Two high-ranking Zulu Nation officials, meanwhile, recently called Savage several times and said they would help him get a sitdown with Bambaataa so he could confront his alleged abuser. And they vowed to help him get compensation for the alleged abuse.
“Name your price,” one says on recordings of the conversations reviewed by The News. “We can take care of this today. Cash money.”
Both men asked Savage to stop speaking to the media about the abuse allegations, although it is not clear that they are trying to buy his silence.
“I’m not talking about no $5,000,” the man says. “I’m talking about, let’s get a number, let’s say $50,000.”
“One hundred thousand!” Savage fires back, although he repeatedly adds during the conversations that he doesn’t want Bambaataa’s money.
Tozaki says Bambaataa has no knowledge of the conversations.
“Neither of the two men were given authority to speak on Bam’s behalf,” the lawyer says.
Star says Bambaata is eventually going to have to address the allegations himself.
“If Bambaataa wants to retain his credibility, he needs to step up and talk about what happened here,” says Star, the former Hot 97 and Power 105 DJ whose real name is Troi Torain.

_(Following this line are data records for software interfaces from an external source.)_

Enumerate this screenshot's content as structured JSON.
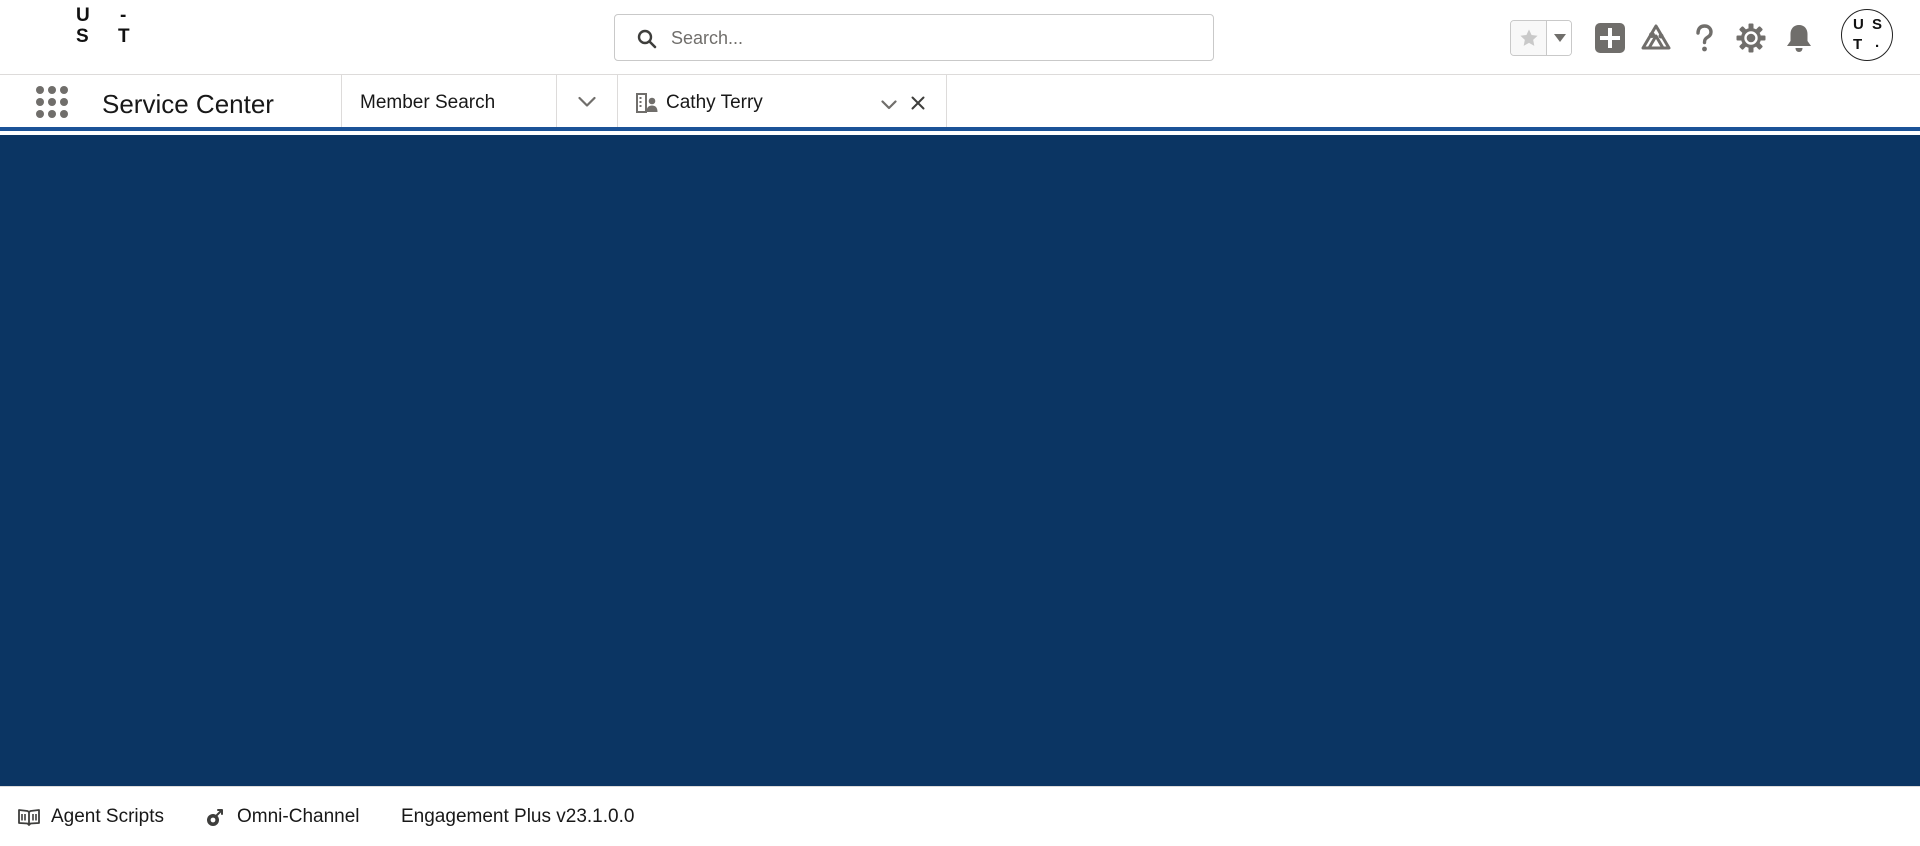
{
  "brand": {
    "logo_letters": [
      "U",
      "-",
      "S",
      "T"
    ],
    "avatar_letters": [
      "U",
      "S",
      "T",
      "."
    ],
    "accent_color": "#1b5297",
    "main_background": "#0b3563"
  },
  "header": {
    "search_placeholder": "Search...",
    "icons": [
      "star-icon",
      "chevron-down-icon",
      "add-icon",
      "trailhead-icon",
      "help-icon",
      "setup-gear-icon",
      "notifications-bell-icon",
      "avatar"
    ]
  },
  "nav": {
    "app_name": "Service Center",
    "tabs": [
      {
        "label": "Member Search",
        "closable": false
      },
      {
        "label": "Cathy Terry",
        "closable": true,
        "icon": "contact-record-icon"
      }
    ]
  },
  "utility_bar": {
    "items": [
      {
        "label": "Agent Scripts",
        "icon": "book-icon"
      },
      {
        "label": "Omni-Channel",
        "icon": "omni-channel-icon"
      },
      {
        "label": "Engagement Plus v23.1.0.0"
      }
    ]
  }
}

Bambaataa — born Kevin Donovan in 1957 — was a warlord with the Black Spades street gang during the “Bronx is Burning” 1970s when he took a trip to Africa that changed his life. He returned to New York and transformed the Black Spades into the Zulu Nation, an organization to promote community and unity as well as the hip-hop arts — break-dancing, graffiti and music.

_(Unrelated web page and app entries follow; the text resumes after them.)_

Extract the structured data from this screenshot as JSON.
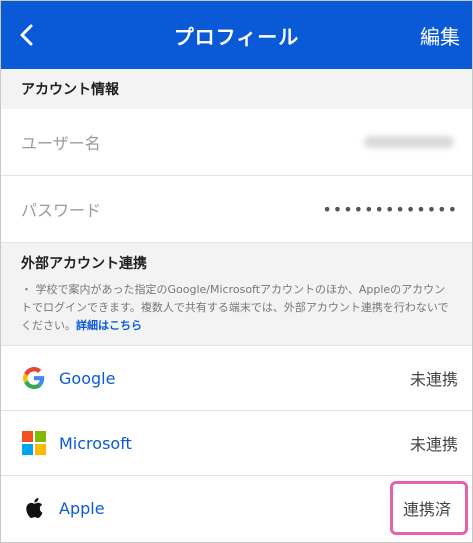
{
  "header": {
    "title": "プロフィール",
    "edit_label": "編集"
  },
  "account": {
    "section_title": "アカウント情報",
    "username_label": "ユーザー名",
    "password_label": "パスワード",
    "password_value": "•••••••••••••"
  },
  "external": {
    "section_title": "外部アカウント連携",
    "description": "・ 学校で案内があった指定のGoogle/Microsoftアカウントのほか、Appleのアカウントでログインできます。複数人で共有する端末では、外部アカウント連携を行わないでください。",
    "link_label": "詳細はこちら",
    "providers": [
      {
        "name": "Google",
        "status": "未連携",
        "icon": "google-icon"
      },
      {
        "name": "Microsoft",
        "status": "未連携",
        "icon": "microsoft-icon"
      },
      {
        "name": "Apple",
        "status": "連携済",
        "icon": "apple-icon"
      }
    ]
  },
  "colors": {
    "nav_background": "#0a5ad8",
    "link_blue": "#0a5ad8",
    "highlight_pink": "#e463a9"
  }
}
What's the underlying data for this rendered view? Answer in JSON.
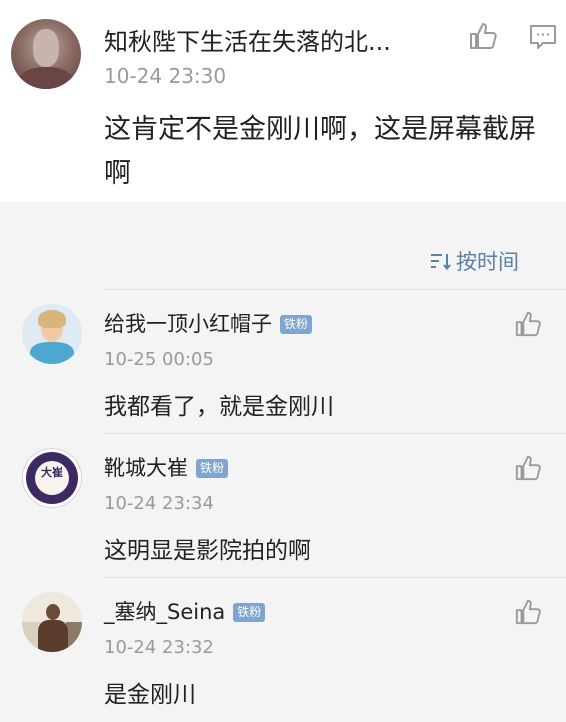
{
  "main_comment": {
    "username": "知秋陛下生活在失落的北...",
    "time": "10-24 23:30",
    "text": "这肯定不是金刚川啊，这是屏幕截屏啊",
    "like_icon": "thumbs-up-icon",
    "comment_icon": "comment-icon"
  },
  "sort": {
    "label": "按时间",
    "icon": "sort-icon"
  },
  "replies": [
    {
      "username": "给我一顶小红帽子",
      "badge": "铁粉",
      "time": "10-25 00:05",
      "text": "我都看了，就是金刚川"
    },
    {
      "username": "靴城大崔",
      "badge": "铁粉",
      "time": "10-24 23:34",
      "text": "这明显是影院拍的啊",
      "avatar_seal": "大崔"
    },
    {
      "username": "_塞纳_Seina",
      "badge": "铁粉",
      "time": "10-24 23:32",
      "text": "是金刚川"
    }
  ],
  "colors": {
    "link_blue": "#5a7fa8",
    "badge_blue": "#7ea4cf",
    "timestamp_gray": "#9a9a9a",
    "background": "#f4f4f4"
  }
}
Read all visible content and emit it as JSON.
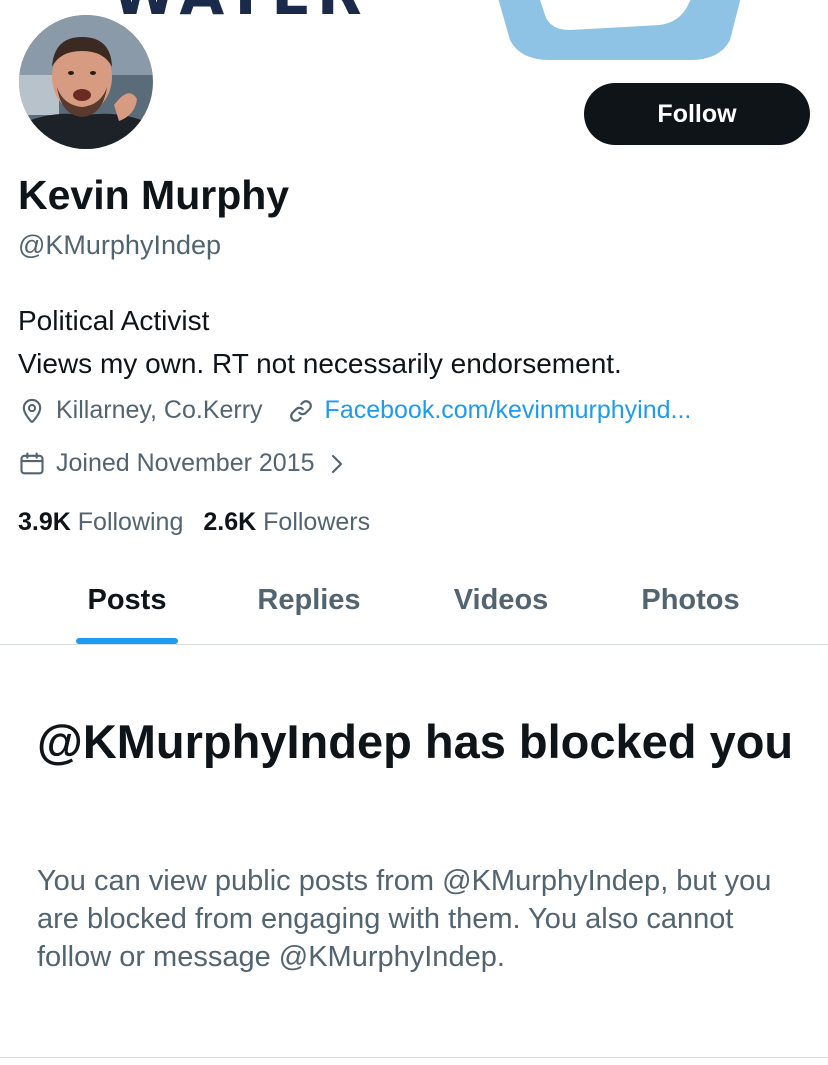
{
  "banner": {
    "text": "WATER"
  },
  "profile": {
    "name": "Kevin Murphy",
    "handle": "@KMurphyIndep",
    "bio_lines": [
      "Political Activist",
      "Views my own. RT not necessarily endorsement."
    ],
    "location": "Killarney, Co.Kerry",
    "website": "Facebook.com/kevinmurphyind...",
    "joined": "Joined November 2015",
    "following_count": "3.9K",
    "following_label": "Following",
    "followers_count": "2.6K",
    "followers_label": "Followers"
  },
  "actions": {
    "follow_label": "Follow"
  },
  "tabs": [
    {
      "label": "Posts",
      "active": true
    },
    {
      "label": "Replies",
      "active": false
    },
    {
      "label": "Videos",
      "active": false
    },
    {
      "label": "Photos",
      "active": false
    }
  ],
  "blocked_notice": {
    "title": "@KMurphyIndep has blocked you",
    "body": "You can view public posts from @KMurphyIndep, but you are blocked from engaging with them. You also cannot follow or message @KMurphyIndep."
  },
  "colors": {
    "accent": "#1d9bf0",
    "text_primary": "#0f1419",
    "text_secondary": "#536471",
    "button_bg": "#0f1419"
  },
  "icons": {
    "location": "location-pin-icon",
    "link": "link-icon",
    "calendar": "calendar-icon",
    "chevron": "chevron-right-icon"
  }
}
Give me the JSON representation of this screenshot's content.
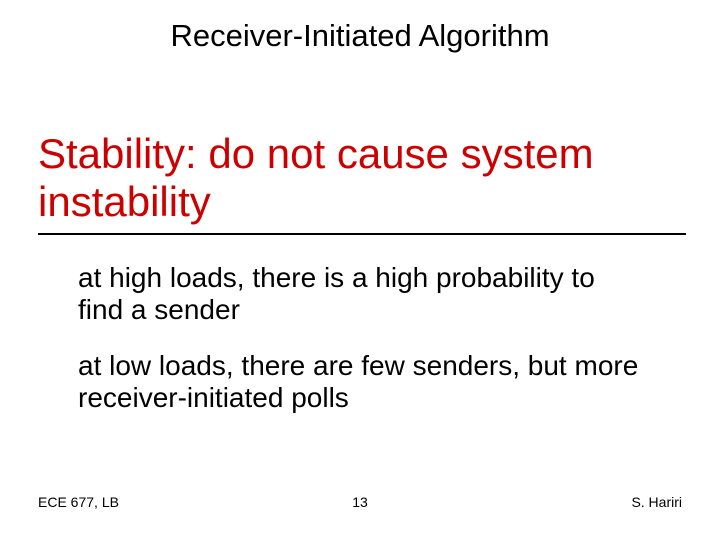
{
  "slide": {
    "title": "Receiver-Initiated Algorithm",
    "heading": "Stability: do not cause system instability",
    "bullets": [
      "at high loads, there is a high probability to find a sender",
      "at low loads, there are few senders, but more receiver-initiated polls"
    ],
    "footer": {
      "left": "ECE 677, LB",
      "center": "13",
      "right": "S. Hariri"
    }
  }
}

Bambaataa organized legendary parties in parks and other places that drew huge crowds and sparked the hip-hop scene that continues today. Bambaataa and other hip-hop pioneers — Grandmaster Flash, DJ Kool Herc, the Sugar Hill Gang, Fab Five Freddy — later took their sound downtown to the Village and the Lower East Side, where they partied and created art with punk rockers like Debbie Harry. By the mid 1980s, Bambaataa was performing around the world.

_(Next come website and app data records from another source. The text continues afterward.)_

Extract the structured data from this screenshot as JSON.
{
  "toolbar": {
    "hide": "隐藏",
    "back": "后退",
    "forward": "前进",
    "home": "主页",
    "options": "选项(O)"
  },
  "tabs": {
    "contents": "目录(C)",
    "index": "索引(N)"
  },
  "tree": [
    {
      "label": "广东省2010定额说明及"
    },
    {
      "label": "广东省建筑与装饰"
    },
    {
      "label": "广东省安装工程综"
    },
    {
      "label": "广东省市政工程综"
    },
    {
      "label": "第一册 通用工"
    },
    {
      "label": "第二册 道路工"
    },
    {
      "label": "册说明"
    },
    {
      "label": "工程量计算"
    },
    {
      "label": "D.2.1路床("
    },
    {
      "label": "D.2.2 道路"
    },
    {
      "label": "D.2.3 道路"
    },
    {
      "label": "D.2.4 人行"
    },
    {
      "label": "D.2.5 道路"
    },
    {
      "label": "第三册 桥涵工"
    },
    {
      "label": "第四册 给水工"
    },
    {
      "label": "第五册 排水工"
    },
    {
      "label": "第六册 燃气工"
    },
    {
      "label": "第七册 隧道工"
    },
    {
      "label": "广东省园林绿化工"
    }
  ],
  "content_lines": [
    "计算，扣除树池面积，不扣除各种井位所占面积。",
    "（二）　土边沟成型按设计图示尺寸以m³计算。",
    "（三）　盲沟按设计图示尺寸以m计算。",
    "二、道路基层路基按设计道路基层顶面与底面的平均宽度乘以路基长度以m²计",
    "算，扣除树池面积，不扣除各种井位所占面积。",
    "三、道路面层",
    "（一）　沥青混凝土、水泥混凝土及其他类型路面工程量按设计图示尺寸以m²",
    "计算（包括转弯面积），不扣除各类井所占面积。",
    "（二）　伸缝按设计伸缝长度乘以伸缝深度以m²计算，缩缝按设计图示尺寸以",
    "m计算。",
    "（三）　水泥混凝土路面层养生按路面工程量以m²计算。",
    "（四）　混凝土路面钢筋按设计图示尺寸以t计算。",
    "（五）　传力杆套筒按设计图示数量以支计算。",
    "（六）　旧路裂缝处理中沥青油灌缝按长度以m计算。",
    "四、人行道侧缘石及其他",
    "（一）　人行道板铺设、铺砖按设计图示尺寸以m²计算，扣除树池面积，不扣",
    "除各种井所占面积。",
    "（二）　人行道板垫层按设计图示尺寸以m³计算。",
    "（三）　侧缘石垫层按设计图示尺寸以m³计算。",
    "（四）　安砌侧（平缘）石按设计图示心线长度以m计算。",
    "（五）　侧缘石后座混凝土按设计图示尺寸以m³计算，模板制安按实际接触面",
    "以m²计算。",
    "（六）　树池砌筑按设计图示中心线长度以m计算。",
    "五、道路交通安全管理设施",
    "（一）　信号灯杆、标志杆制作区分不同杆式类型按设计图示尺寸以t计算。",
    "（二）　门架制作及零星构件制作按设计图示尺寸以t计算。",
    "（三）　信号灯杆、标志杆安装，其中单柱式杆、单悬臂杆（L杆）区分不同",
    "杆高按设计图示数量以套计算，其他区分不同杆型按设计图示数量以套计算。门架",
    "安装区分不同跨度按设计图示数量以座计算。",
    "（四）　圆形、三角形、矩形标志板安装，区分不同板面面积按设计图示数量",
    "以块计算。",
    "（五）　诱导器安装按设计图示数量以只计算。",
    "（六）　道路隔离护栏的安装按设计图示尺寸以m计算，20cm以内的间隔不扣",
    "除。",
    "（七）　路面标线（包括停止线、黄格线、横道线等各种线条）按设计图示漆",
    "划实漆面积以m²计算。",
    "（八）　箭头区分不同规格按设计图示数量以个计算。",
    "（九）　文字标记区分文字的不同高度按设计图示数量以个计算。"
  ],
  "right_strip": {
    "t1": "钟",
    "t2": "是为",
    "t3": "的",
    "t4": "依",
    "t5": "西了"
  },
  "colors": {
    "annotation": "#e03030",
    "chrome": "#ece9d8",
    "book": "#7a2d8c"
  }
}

Savage was just 13 years old but he became part of the scene because he lived in the Castle Hill Houses in the Bronx, which had a large terrace that was the scene of many of hip-hop’s earliest events. Freeze remembers Savage as a “crate boy,” one of the kids who helped Bambaataa and other DJs haul in the crates of records that fueled the new art form.
“It was just about fun, hanging out, listening to music,” Savage says.
Savage’s friendship with Bambaataa and the Zulu Nation had its advantages.
“I had a big name on the street. I was the youngest of the Zulu Nation. Nobody bothered me back then because nobody messed with the Zulu Nation,” he recalls.
Savage says the first sex assault took place at Bambaataa’s apartment, where Savage sought refuge after cutting school. Bambaataa fondled himself and Savage that day, then invited another man to join in, Savage says. During the second incident, Bambaataa allegedly ordered Savage to perform oral sex on an older Zulu Nation member.
“I hated myself,” Savage says. “I don’t even know why I did that. I don’t even know how he got me to do that. It was like I was hypnotized.”
Savage says he eventually stopped the abuse by pulling away from his former hip-hop hero.
“He came to my house. I pretended I wasn’t there and that’s how it began to stop,” Savage says. “But by that time I was already messed up.”
Savage avoided Bamabaataa after that, but he didn’t leave hip-hop. He later worked for several years for Strong City Records, a Bronx-based hip-hop label, before he joined Dick Scott Entertainment, a management company whose clients included New Kids on the Block. Savage headed the company’s hip-hop division, working with Doug E. Fresh, Snap and other acts.
Now Savage says he will turn his energies to reforming the New York statute of limitations, which advocates for sexual abuse survivors say denies victims justice.
“I promised myself before I die, I’m going to let the world know what happened to me,” he says.
“They need to get rid of the statute of limitations. How can anyone who has not been a victim say when somebody is ready to speak about this?”